§ Exercise material

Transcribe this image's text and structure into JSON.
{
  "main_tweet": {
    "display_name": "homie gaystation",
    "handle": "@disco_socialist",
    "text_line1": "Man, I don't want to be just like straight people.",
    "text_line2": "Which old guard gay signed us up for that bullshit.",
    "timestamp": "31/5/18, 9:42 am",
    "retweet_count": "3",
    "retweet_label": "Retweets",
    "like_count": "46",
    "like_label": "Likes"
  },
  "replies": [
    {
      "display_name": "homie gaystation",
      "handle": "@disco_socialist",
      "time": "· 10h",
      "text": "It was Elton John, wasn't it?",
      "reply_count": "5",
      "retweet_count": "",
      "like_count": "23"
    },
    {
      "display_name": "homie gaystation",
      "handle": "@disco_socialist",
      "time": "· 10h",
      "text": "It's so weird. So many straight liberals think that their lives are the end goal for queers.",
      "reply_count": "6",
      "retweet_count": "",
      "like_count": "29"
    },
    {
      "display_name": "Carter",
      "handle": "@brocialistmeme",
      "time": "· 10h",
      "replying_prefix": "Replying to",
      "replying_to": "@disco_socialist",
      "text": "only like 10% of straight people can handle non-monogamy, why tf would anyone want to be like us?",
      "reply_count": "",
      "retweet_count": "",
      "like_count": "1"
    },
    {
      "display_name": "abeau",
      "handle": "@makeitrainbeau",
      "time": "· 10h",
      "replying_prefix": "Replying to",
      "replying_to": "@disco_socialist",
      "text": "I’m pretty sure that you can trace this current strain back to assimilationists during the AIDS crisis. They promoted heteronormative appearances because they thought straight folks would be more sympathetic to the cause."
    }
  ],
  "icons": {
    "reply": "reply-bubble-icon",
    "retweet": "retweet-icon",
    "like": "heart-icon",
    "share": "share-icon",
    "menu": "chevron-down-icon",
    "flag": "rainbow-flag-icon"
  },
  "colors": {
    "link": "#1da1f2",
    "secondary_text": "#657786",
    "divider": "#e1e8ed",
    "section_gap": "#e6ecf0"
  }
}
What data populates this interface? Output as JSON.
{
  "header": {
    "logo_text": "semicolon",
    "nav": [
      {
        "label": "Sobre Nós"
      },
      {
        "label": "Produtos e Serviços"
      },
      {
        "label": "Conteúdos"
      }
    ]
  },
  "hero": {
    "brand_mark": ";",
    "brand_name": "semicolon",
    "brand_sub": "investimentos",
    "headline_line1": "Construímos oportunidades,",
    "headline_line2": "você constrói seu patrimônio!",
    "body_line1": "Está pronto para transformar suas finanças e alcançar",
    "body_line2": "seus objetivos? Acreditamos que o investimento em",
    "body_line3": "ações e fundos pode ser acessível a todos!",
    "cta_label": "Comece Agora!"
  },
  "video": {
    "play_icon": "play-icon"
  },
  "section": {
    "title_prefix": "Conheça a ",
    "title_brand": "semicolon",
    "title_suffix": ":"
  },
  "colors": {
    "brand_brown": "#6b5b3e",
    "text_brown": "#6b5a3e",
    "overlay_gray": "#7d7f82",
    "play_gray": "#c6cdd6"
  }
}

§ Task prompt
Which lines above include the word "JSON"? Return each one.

§ Output for this exercise
Transcribe this image's text and structure into JSON.
What data populates this interface? Output as JSON.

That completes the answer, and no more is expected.